*** Records ***
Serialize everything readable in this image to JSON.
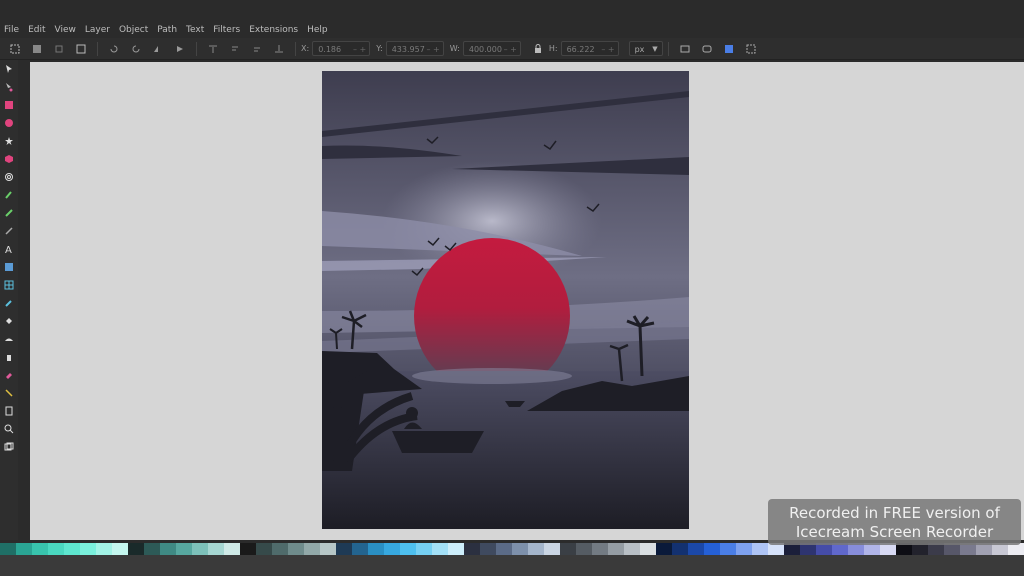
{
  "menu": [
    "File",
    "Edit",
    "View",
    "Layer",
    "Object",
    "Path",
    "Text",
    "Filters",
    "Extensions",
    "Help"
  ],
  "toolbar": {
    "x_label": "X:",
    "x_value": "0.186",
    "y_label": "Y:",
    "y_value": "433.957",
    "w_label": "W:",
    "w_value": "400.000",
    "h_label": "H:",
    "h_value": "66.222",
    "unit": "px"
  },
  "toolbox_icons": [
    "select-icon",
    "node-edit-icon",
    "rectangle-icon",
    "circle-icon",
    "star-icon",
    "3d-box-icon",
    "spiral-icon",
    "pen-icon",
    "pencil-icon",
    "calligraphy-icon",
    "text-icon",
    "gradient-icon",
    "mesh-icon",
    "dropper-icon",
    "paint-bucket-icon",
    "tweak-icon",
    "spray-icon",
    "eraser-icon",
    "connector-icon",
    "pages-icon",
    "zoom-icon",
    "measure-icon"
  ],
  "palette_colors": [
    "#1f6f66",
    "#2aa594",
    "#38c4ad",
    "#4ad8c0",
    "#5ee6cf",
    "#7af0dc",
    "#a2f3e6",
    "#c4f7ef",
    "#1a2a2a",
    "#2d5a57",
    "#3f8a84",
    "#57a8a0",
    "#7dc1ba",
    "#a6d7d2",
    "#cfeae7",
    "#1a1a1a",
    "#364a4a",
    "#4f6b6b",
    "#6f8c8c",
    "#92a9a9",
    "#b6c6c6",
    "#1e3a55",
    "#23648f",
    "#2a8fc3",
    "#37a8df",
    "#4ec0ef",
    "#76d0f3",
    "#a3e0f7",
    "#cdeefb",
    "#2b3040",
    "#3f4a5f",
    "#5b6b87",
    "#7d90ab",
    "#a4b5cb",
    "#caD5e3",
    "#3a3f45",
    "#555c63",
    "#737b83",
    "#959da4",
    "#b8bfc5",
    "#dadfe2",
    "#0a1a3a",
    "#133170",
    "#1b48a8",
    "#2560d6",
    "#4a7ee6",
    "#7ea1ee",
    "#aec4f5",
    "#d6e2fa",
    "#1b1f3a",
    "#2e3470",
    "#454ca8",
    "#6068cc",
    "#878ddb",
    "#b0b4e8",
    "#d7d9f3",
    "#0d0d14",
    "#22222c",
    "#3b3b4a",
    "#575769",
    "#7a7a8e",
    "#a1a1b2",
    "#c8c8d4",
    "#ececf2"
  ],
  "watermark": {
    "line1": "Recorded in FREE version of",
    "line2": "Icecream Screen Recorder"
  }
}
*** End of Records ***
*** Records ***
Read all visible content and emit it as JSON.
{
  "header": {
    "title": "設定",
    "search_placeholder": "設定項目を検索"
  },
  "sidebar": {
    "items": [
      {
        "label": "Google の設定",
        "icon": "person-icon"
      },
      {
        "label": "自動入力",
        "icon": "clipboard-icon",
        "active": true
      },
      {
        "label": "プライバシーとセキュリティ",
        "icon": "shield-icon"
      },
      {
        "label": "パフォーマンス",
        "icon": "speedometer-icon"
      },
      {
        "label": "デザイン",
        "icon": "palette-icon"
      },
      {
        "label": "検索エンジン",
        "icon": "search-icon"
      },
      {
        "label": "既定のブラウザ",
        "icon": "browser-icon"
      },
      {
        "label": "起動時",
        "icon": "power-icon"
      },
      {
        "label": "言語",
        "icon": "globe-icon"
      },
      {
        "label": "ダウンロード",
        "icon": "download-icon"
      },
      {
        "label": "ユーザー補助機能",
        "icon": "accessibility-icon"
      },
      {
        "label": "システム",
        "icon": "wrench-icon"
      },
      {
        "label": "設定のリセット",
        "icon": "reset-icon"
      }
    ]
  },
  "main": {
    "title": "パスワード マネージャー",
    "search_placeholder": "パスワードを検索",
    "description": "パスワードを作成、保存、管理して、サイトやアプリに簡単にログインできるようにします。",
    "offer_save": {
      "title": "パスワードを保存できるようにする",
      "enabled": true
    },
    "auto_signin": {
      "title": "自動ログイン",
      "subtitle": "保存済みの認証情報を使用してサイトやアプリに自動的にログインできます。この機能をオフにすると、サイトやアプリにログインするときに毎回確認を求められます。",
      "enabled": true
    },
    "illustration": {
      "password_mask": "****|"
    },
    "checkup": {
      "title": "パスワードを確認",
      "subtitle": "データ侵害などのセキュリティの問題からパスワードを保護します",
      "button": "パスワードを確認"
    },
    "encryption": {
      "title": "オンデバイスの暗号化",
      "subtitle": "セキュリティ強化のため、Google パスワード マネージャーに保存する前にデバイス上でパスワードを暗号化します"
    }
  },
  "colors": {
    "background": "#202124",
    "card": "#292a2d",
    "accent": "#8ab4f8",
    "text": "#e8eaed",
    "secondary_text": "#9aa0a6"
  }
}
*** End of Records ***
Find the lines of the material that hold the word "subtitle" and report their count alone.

* **Solution to the exercise**
3